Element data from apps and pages
::::::::::

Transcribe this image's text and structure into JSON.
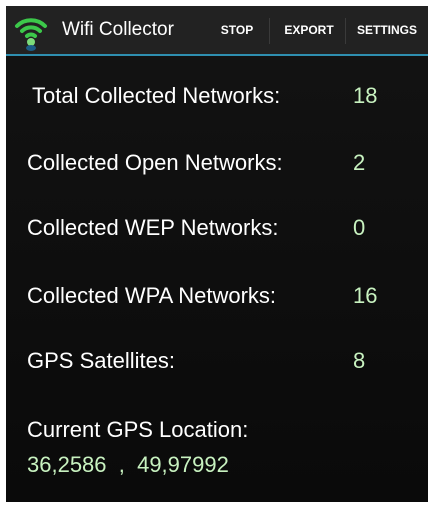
{
  "app": {
    "title": "Wifi Collector",
    "icon": "wifi-icon"
  },
  "actions": {
    "stop": "STOP",
    "export": "EXPORT",
    "settings": "SETTINGS"
  },
  "stats": [
    {
      "label": "Total Collected Networks:",
      "value": "18"
    },
    {
      "label": "Collected Open Networks:",
      "value": "2"
    },
    {
      "label": "Collected WEP Networks:",
      "value": "0"
    },
    {
      "label": "Collected WPA Networks:",
      "value": "16"
    },
    {
      "label": "GPS Satellites:",
      "value": "8"
    }
  ],
  "gps": {
    "label": "Current GPS Location:",
    "coordinates": "36,2586  ,  49,97992"
  },
  "colors": {
    "accent_line": "#2f8fb0",
    "value_text": "#c8f2c0",
    "icon_green": "#34c759"
  }
}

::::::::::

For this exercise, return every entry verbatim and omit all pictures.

■ **Solution to the exercise**
Transcribe this image's text and structure into JSON.
{
  "app": {
    "title": "Wifi Collector",
    "icon": "wifi-icon"
  },
  "actions": {
    "stop": "STOP",
    "export": "EXPORT",
    "settings": "SETTINGS"
  },
  "stats": [
    {
      "label": "Total Collected Networks:",
      "value": "18"
    },
    {
      "label": "Collected Open Networks:",
      "value": "2"
    },
    {
      "label": "Collected WEP Networks:",
      "value": "0"
    },
    {
      "label": "Collected WPA Networks:",
      "value": "16"
    },
    {
      "label": "GPS Satellites:",
      "value": "8"
    }
  ],
  "gps": {
    "label": "Current GPS Location:",
    "coordinates": "36,2586  ,  49,97992"
  },
  "colors": {
    "accent_line": "#2f8fb0",
    "value_text": "#c8f2c0",
    "icon_green": "#34c759"
  }
}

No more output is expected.